A real-life example of this would be the 18-year old student stabbed to his death on the way home from school. Reportedly, people had heard his screams, but out of fear, failed to help. Through it all, even if we try so hard to be decent people—at least most of us—and try to lessen our wrongdoings, we often overlook the fact that by staying put and allowing injustices to thrive, we orchestrate or own fall from grace.
We are not entirely at fault for being this way, because more often than not, repression also plays a huge part in whether or not we choose to speak out. In a community like our University that envelops continuity, sweeping things under the rug has been the go-to action for hefty things that require cleaning and serious admission of fault. The forgive and forget mentality has been going on for so long that it’s come to a point that even when we are no longer happy with what’s happening in the campus—and that happens often—our response is to shrug off the disappointment and proceed to forget how we feel and how we can make things better.
To fight and eventually finish the bystander effect inflicted on us, we must see beyond our horizons and face the fact that sooner or later, we will be the ones in charge of the system. We must open our eyes and see the world for what it really is: not a big bad system out to corrupt us and take away our souls, but a canvass in which we must paint a meaningful streak—and eventually create our own image for the future. If we continue to be shackled by the idea that our community has been prewritten for us and continue to keep quiet and assume that the future is simply a paint-by-numbers type of design, then we are the ones responsible for the passivity in the first place—the main reason we backtrack as a University.

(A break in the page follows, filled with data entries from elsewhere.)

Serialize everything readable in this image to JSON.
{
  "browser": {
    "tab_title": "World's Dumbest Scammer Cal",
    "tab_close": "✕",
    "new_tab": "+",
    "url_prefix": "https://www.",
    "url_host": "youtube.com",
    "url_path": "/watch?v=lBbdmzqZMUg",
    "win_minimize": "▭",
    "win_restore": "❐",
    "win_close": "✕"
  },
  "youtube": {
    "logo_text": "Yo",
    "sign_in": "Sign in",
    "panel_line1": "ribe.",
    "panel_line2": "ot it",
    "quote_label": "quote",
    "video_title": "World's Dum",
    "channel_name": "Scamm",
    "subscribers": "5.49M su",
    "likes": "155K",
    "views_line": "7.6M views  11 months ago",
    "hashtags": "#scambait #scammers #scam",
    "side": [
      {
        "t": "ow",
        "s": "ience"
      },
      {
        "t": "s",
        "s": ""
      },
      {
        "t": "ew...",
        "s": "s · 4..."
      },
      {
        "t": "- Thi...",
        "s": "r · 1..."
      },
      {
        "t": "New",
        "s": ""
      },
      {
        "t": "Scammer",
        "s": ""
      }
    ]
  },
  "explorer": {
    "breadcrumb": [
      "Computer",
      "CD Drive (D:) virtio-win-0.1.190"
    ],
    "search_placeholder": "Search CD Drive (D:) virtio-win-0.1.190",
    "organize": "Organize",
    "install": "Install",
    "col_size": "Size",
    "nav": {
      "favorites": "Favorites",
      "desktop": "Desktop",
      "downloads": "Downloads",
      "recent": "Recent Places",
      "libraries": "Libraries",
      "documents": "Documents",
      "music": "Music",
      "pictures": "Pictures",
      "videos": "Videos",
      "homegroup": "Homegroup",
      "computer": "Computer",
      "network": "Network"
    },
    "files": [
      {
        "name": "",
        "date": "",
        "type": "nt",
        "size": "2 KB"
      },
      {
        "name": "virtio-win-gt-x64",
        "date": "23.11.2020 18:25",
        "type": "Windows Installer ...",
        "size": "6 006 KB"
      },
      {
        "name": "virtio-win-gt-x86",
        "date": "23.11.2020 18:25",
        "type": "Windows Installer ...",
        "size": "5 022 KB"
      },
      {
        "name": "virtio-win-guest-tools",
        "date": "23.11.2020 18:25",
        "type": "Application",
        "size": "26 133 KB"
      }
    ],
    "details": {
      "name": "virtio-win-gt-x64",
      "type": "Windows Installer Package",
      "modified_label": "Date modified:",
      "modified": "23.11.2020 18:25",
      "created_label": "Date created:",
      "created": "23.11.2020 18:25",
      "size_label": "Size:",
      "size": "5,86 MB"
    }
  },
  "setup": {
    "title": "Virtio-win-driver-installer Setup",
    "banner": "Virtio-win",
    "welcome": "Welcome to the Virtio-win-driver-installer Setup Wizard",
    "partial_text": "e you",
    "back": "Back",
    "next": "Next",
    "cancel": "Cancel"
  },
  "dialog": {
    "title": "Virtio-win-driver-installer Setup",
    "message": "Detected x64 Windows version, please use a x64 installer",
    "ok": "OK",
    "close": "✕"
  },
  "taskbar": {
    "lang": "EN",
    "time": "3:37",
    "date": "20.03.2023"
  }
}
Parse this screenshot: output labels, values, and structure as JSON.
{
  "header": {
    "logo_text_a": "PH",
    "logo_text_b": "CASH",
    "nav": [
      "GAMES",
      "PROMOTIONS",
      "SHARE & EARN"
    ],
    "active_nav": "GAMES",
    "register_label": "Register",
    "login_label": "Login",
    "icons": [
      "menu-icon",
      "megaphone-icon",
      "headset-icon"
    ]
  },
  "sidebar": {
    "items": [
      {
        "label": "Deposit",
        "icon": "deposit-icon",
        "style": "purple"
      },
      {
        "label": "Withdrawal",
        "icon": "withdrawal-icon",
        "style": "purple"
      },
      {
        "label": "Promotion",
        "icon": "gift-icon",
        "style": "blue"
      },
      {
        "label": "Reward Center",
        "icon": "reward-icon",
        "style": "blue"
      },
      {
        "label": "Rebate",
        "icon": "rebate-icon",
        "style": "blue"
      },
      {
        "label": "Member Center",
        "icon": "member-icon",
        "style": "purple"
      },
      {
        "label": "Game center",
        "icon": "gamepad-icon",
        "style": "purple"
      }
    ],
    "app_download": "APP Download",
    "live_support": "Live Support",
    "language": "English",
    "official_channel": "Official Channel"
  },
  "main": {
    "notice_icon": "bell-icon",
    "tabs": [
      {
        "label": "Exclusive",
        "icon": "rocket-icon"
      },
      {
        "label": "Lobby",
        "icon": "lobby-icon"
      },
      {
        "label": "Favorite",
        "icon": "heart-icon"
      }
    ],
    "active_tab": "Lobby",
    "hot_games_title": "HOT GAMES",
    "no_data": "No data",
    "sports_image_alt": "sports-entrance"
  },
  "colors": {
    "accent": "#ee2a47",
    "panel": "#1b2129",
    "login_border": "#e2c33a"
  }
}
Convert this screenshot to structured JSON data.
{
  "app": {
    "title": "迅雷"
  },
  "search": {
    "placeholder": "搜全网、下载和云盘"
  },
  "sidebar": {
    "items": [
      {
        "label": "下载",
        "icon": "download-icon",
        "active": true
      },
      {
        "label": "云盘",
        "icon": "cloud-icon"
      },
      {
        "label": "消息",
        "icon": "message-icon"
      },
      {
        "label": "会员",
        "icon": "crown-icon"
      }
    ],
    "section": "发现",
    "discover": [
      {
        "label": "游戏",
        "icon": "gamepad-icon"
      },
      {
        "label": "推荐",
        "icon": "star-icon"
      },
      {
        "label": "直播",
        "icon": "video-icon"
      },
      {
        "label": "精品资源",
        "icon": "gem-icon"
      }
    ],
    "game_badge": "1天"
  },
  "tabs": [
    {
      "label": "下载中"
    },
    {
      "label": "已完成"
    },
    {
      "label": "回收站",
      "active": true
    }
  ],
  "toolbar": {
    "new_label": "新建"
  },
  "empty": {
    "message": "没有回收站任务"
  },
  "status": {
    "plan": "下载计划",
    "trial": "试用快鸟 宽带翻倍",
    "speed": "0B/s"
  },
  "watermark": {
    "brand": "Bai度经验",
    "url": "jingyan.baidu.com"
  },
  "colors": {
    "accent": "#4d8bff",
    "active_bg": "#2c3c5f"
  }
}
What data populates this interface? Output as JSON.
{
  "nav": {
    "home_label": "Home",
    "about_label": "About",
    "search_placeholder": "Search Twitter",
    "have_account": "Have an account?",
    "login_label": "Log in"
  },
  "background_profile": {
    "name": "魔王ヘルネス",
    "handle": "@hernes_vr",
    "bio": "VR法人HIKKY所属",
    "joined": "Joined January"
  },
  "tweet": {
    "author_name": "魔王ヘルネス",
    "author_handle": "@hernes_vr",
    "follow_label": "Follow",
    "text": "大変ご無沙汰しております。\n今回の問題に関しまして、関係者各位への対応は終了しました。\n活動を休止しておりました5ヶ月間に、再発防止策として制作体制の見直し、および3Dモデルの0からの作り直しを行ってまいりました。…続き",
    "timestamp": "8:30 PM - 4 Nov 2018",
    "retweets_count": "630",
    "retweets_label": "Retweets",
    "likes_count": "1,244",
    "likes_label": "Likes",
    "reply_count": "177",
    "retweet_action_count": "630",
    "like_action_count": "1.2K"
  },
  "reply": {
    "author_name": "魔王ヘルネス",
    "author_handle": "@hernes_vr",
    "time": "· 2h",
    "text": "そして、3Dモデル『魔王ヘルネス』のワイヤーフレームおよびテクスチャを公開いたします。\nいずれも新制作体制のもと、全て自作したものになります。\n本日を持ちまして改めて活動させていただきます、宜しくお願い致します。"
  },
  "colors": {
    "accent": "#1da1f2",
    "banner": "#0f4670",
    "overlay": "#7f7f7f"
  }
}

When the system is spoiled, we’ll have nothing to feed our minds with and no fuel to spark our fire to speak. Even though the easiest thing to do is feign numbness to the outside world, we must not let this disease eat us away. At the end of the day, the world is vastly a much bigger place than where we choose to quarantine ourselves in. Where we are right now as a nation will never determine where we will eventually go—and if we never move, there’s no saying how worse it can get.